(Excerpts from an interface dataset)
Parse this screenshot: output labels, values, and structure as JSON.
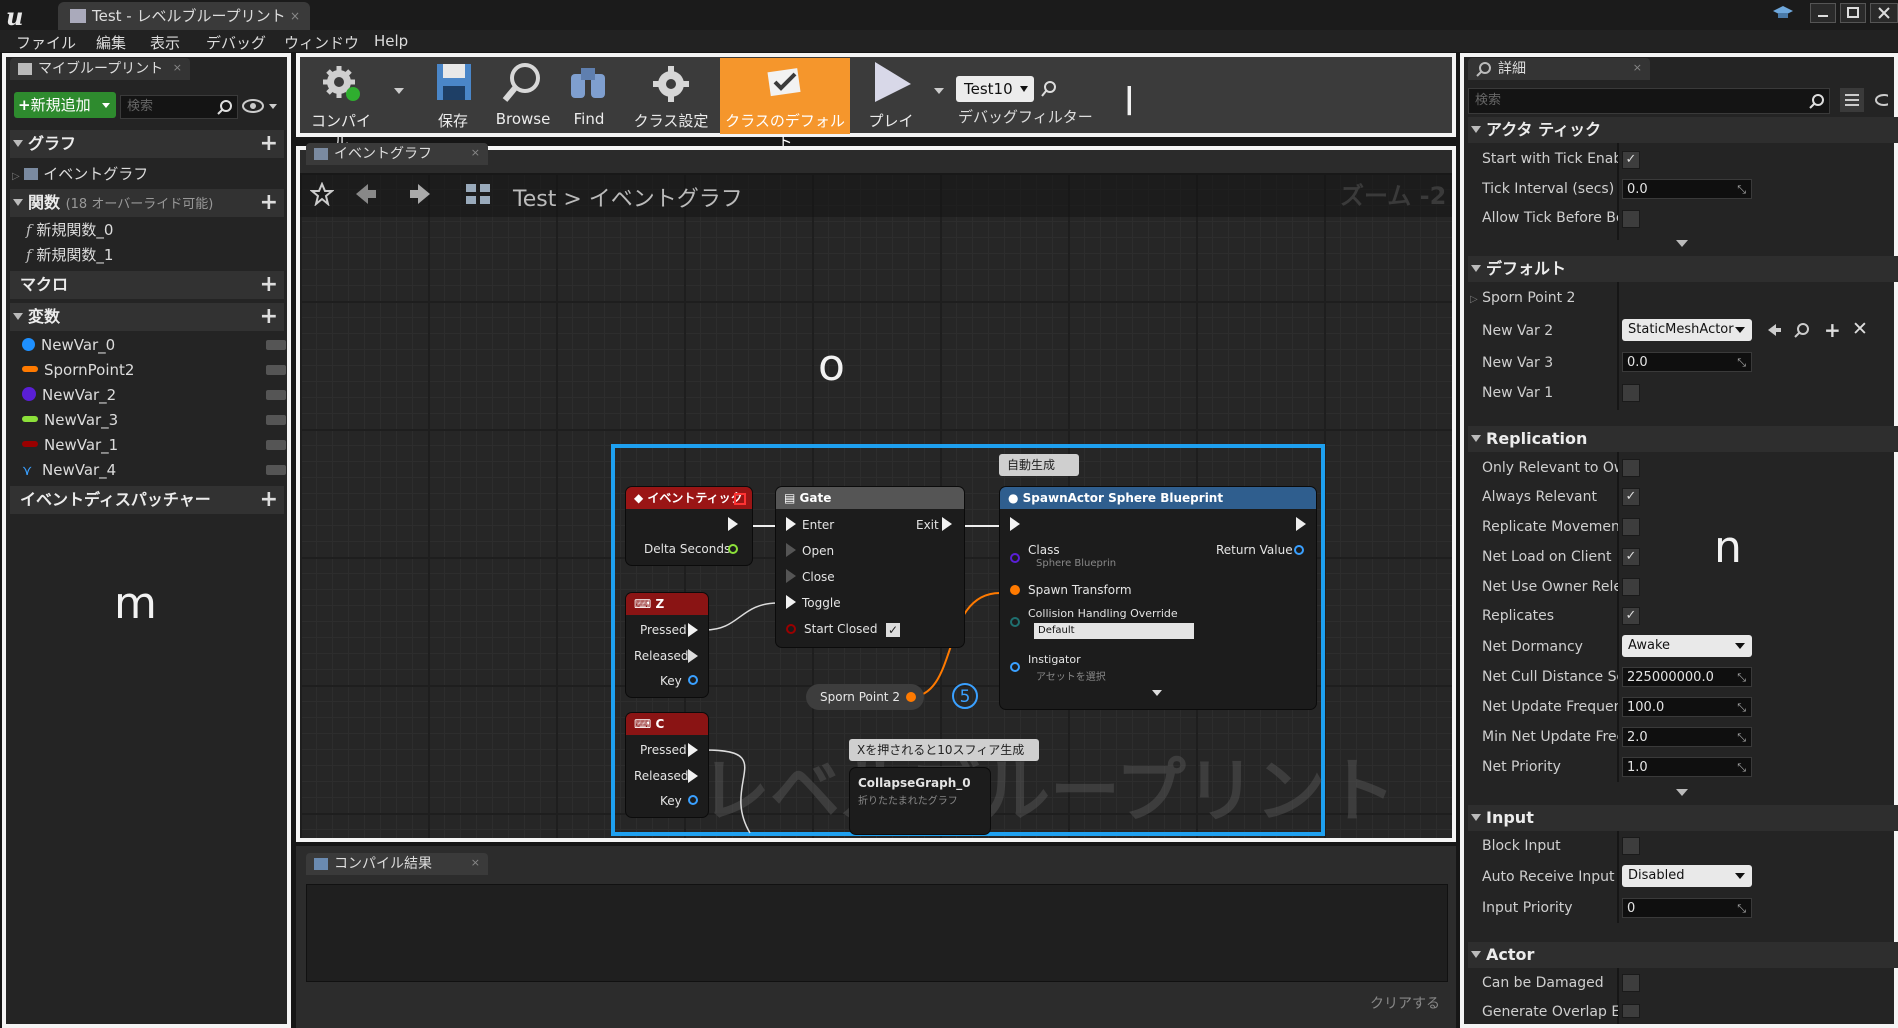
{
  "window": {
    "logo": "u",
    "tab_title": "Test - レベルブループリント",
    "tab_close": "×"
  },
  "menu": [
    "ファイル",
    "編集",
    "表示",
    "デバッグ",
    "ウィンドウ",
    "Help"
  ],
  "left_panel": {
    "tab": "マイブループリント",
    "tab_close": "×",
    "add_new": "新規追加",
    "search_placeholder": "検索",
    "sections": {
      "graph": "グラフ",
      "functions": "関数",
      "functions_note": "(18 オーバーライド可能)",
      "macros": "マクロ",
      "variables": "変数",
      "dispatchers": "イベントディスパッチャー"
    },
    "graph_items": [
      "イベントグラフ"
    ],
    "function_items": [
      "新規関数_0",
      "新規関数_1"
    ],
    "variables": [
      {
        "name": "NewVar_0",
        "color": "#1e90ff"
      },
      {
        "name": "SpornPoint2",
        "color": "#ff7a00"
      },
      {
        "name": "NewVar_2",
        "color": "#5a1fd6"
      },
      {
        "name": "NewVar_3",
        "color": "#8ce03a"
      },
      {
        "name": "NewVar_1",
        "color": "#9a0000"
      },
      {
        "name": "NewVar_4",
        "color": "#3aa0ff"
      }
    ]
  },
  "toolbar": {
    "compile": "コンパイル",
    "save": "保存",
    "browse": "Browse",
    "find": "Find",
    "class_settings": "クラス設定",
    "class_defaults": "クラスのデフォルト",
    "play": "プレイ",
    "debug_object": "Test10",
    "debug_filter": "デバッグフィルター",
    "active_color": "#f5962c"
  },
  "graph": {
    "tab": "イベントグラフ",
    "tab_close": "×",
    "breadcrumb_root": "Test",
    "breadcrumb_sep": ">",
    "breadcrumb_current": "イベントグラフ",
    "zoom": "ズーム -2",
    "watermark": "レベルブループリント",
    "selection_color": "#1ea0f0",
    "comment_auto": "自動生成",
    "comment_x": "Xを押されると10スフィア生成",
    "nodes": {
      "event_tick": {
        "title": "イベントティック",
        "pin_delta": "Delta Seconds"
      },
      "gate": {
        "title": "Gate",
        "enter": "Enter",
        "open": "Open",
        "close": "Close",
        "toggle": "Toggle",
        "start_closed": "Start Closed",
        "exit": "Exit"
      },
      "z": {
        "title": "Z",
        "pressed": "Pressed",
        "released": "Released",
        "key": "Key"
      },
      "c": {
        "title": "C",
        "pressed": "Pressed",
        "released": "Released",
        "key": "Key"
      },
      "spawn": {
        "title": "SpawnActor Sphere Blueprint",
        "class": "Class",
        "class_value": "Sphere Blueprin",
        "return": "Return Value",
        "spawn_transform": "Spawn Transform",
        "collision": "Collision Handling Override",
        "collision_value": "Default",
        "instigator": "Instigator",
        "instigator_value": "アセットを選択"
      },
      "sporn": {
        "title": "Sporn Point 2"
      },
      "collapse": {
        "title": "CollapseGraph_0",
        "subtitle": "折りたたまれたグラフ"
      }
    },
    "badge": "5"
  },
  "compile_results": {
    "tab": "コンパイル結果",
    "tab_close": "×",
    "clear": "クリアする"
  },
  "details": {
    "tab": "詳細",
    "tab_close": "×",
    "search_placeholder": "検索",
    "sections": {
      "actor_tick": "アクタ ティック",
      "default": "デフォルト",
      "replication": "Replication",
      "input": "Input",
      "actor": "Actor"
    },
    "actor_tick": {
      "start_with_tick": "Start with Tick Enab",
      "start_with_tick_checked": true,
      "tick_interval": "Tick Interval (secs)",
      "tick_interval_value": "0.0",
      "allow_tick": "Allow Tick Before Be",
      "allow_tick_checked": false
    },
    "default": {
      "sporn_point": "Sporn Point 2",
      "new_var_2": "New Var 2",
      "new_var_2_value": "StaticMeshActor",
      "new_var_3": "New Var 3",
      "new_var_3_value": "0.0",
      "new_var_1": "New Var 1",
      "new_var_1_checked": false
    },
    "replication": {
      "only_relevant": "Only Relevant to Ow",
      "only_relevant_checked": false,
      "always_relevant": "Always Relevant",
      "always_relevant_checked": true,
      "replicate_movement": "Replicate Movemen",
      "replicate_movement_checked": false,
      "net_load": "Net Load on Client",
      "net_load_checked": true,
      "net_use_owner": "Net Use Owner Relev",
      "net_use_owner_checked": false,
      "replicates": "Replicates",
      "replicates_checked": true,
      "net_dormancy": "Net Dormancy",
      "net_dormancy_value": "Awake",
      "net_cull": "Net Cull Distance Sq",
      "net_cull_value": "225000000.0",
      "net_update": "Net Update Frequenc",
      "net_update_value": "100.0",
      "min_net_update": "Min Net Update Freq",
      "min_net_update_value": "2.0",
      "net_priority": "Net Priority",
      "net_priority_value": "1.0"
    },
    "input": {
      "block_input": "Block Input",
      "block_input_checked": false,
      "auto_receive": "Auto Receive Input",
      "auto_receive_value": "Disabled",
      "input_priority": "Input Priority",
      "input_priority_value": "0"
    },
    "actor": {
      "can_be_damaged": "Can be Damaged",
      "generate_overlap": "Generate Overlap Ev"
    }
  },
  "annotations": {
    "left": "m",
    "toolbar": "l",
    "graph": "o",
    "details": "n"
  }
}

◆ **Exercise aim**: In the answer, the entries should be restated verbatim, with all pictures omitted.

◆ **Response area**:
Parse this screenshot: output labels, values, and structure as JSON.
{
  "window": {
    "logo": "u",
    "tab_title": "Test - レベルブループリント",
    "tab_close": "×"
  },
  "menu": [
    "ファイル",
    "編集",
    "表示",
    "デバッグ",
    "ウィンドウ",
    "Help"
  ],
  "left_panel": {
    "tab": "マイブループリント",
    "tab_close": "×",
    "add_new": "新規追加",
    "search_placeholder": "検索",
    "sections": {
      "graph": "グラフ",
      "functions": "関数",
      "functions_note": "(18 オーバーライド可能)",
      "macros": "マクロ",
      "variables": "変数",
      "dispatchers": "イベントディスパッチャー"
    },
    "graph_items": [
      "イベントグラフ"
    ],
    "function_items": [
      "新規関数_0",
      "新規関数_1"
    ],
    "variables": [
      {
        "name": "NewVar_0",
        "color": "#1e90ff"
      },
      {
        "name": "SpornPoint2",
        "color": "#ff7a00"
      },
      {
        "name": "NewVar_2",
        "color": "#5a1fd6"
      },
      {
        "name": "NewVar_3",
        "color": "#8ce03a"
      },
      {
        "name": "NewVar_1",
        "color": "#9a0000"
      },
      {
        "name": "NewVar_4",
        "color": "#3aa0ff"
      }
    ]
  },
  "toolbar": {
    "compile": "コンパイル",
    "save": "保存",
    "browse": "Browse",
    "find": "Find",
    "class_settings": "クラス設定",
    "class_defaults": "クラスのデフォルト",
    "play": "プレイ",
    "debug_object": "Test10",
    "debug_filter": "デバッグフィルター",
    "active_color": "#f5962c"
  },
  "graph": {
    "tab": "イベントグラフ",
    "tab_close": "×",
    "breadcrumb_root": "Test",
    "breadcrumb_sep": ">",
    "breadcrumb_current": "イベントグラフ",
    "zoom": "ズーム -2",
    "watermark": "レベルブループリント",
    "selection_color": "#1ea0f0",
    "comment_auto": "自動生成",
    "comment_x": "Xを押されると10スフィア生成",
    "nodes": {
      "event_tick": {
        "title": "イベントティック",
        "pin_delta": "Delta Seconds"
      },
      "gate": {
        "title": "Gate",
        "enter": "Enter",
        "open": "Open",
        "close": "Close",
        "toggle": "Toggle",
        "start_closed": "Start Closed",
        "exit": "Exit"
      },
      "z": {
        "title": "Z",
        "pressed": "Pressed",
        "released": "Released",
        "key": "Key"
      },
      "c": {
        "title": "C",
        "pressed": "Pressed",
        "released": "Released",
        "key": "Key"
      },
      "spawn": {
        "title": "SpawnActor Sphere Blueprint",
        "class": "Class",
        "class_value": "Sphere Blueprin",
        "return": "Return Value",
        "spawn_transform": "Spawn Transform",
        "collision": "Collision Handling Override",
        "collision_value": "Default",
        "instigator": "Instigator",
        "instigator_value": "アセットを選択"
      },
      "sporn": {
        "title": "Sporn Point 2"
      },
      "collapse": {
        "title": "CollapseGraph_0",
        "subtitle": "折りたたまれたグラフ"
      }
    },
    "badge": "5"
  },
  "compile_results": {
    "tab": "コンパイル結果",
    "tab_close": "×",
    "clear": "クリアする"
  },
  "details": {
    "tab": "詳細",
    "tab_close": "×",
    "search_placeholder": "検索",
    "sections": {
      "actor_tick": "アクタ ティック",
      "default": "デフォルト",
      "replication": "Replication",
      "input": "Input",
      "actor": "Actor"
    },
    "actor_tick": {
      "start_with_tick": "Start with Tick Enab",
      "start_with_tick_checked": true,
      "tick_interval": "Tick Interval (secs)",
      "tick_interval_value": "0.0",
      "allow_tick": "Allow Tick Before Be",
      "allow_tick_checked": false
    },
    "default": {
      "sporn_point": "Sporn Point 2",
      "new_var_2": "New Var 2",
      "new_var_2_value": "StaticMeshActor",
      "new_var_3": "New Var 3",
      "new_var_3_value": "0.0",
      "new_var_1": "New Var 1",
      "new_var_1_checked": false
    },
    "replication": {
      "only_relevant": "Only Relevant to Ow",
      "only_relevant_checked": false,
      "always_relevant": "Always Relevant",
      "always_relevant_checked": true,
      "replicate_movement": "Replicate Movemen",
      "replicate_movement_checked": false,
      "net_load": "Net Load on Client",
      "net_load_checked": true,
      "net_use_owner": "Net Use Owner Relev",
      "net_use_owner_checked": false,
      "replicates": "Replicates",
      "replicates_checked": true,
      "net_dormancy": "Net Dormancy",
      "net_dormancy_value": "Awake",
      "net_cull": "Net Cull Distance Sq",
      "net_cull_value": "225000000.0",
      "net_update": "Net Update Frequenc",
      "net_update_value": "100.0",
      "min_net_update": "Min Net Update Freq",
      "min_net_update_value": "2.0",
      "net_priority": "Net Priority",
      "net_priority_value": "1.0"
    },
    "input": {
      "block_input": "Block Input",
      "block_input_checked": false,
      "auto_receive": "Auto Receive Input",
      "auto_receive_value": "Disabled",
      "input_priority": "Input Priority",
      "input_priority_value": "0"
    },
    "actor": {
      "can_be_damaged": "Can be Damaged",
      "generate_overlap": "Generate Overlap Ev"
    }
  },
  "annotations": {
    "left": "m",
    "toolbar": "l",
    "graph": "o",
    "details": "n"
  }
}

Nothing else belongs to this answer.